▸ **Your assignment**: Copy all of the data that follows without altering a word.

▸ **Dataset entries**:
========

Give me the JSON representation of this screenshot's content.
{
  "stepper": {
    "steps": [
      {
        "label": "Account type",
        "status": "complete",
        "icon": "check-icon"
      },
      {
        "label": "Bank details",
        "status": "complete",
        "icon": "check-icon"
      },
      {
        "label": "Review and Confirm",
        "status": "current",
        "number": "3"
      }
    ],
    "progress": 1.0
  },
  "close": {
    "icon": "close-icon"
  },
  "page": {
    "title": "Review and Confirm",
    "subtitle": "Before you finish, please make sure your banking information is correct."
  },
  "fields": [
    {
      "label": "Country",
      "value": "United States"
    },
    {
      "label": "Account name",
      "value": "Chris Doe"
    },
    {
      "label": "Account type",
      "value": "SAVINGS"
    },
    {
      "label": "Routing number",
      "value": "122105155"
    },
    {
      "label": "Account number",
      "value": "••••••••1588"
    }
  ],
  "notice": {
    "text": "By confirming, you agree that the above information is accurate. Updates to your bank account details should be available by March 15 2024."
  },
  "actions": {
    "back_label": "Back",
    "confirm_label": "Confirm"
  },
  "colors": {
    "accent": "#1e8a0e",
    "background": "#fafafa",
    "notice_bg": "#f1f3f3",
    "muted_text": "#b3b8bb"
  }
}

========

▸ **Response to this exercise**:
Give me the JSON representation of this screenshot's content.
{
  "stepper": {
    "steps": [
      {
        "label": "Account type",
        "status": "complete",
        "icon": "check-icon"
      },
      {
        "label": "Bank details",
        "status": "complete",
        "icon": "check-icon"
      },
      {
        "label": "Review and Confirm",
        "status": "current",
        "number": "3"
      }
    ],
    "progress": 1.0
  },
  "close": {
    "icon": "close-icon"
  },
  "page": {
    "title": "Review and Confirm",
    "subtitle": "Before you finish, please make sure your banking information is correct."
  },
  "fields": [
    {
      "label": "Country",
      "value": "United States"
    },
    {
      "label": "Account name",
      "value": "Chris Doe"
    },
    {
      "label": "Account type",
      "value": "SAVINGS"
    },
    {
      "label": "Routing number",
      "value": "122105155"
    },
    {
      "label": "Account number",
      "value": "••••••••1588"
    }
  ],
  "notice": {
    "text": "By confirming, you agree that the above information is accurate. Updates to your bank account details should be available by March 15 2024."
  },
  "actions": {
    "back_label": "Back",
    "confirm_label": "Confirm"
  },
  "colors": {
    "accent": "#1e8a0e",
    "background": "#fafafa",
    "notice_bg": "#f1f3f3",
    "muted_text": "#b3b8bb"
  }
}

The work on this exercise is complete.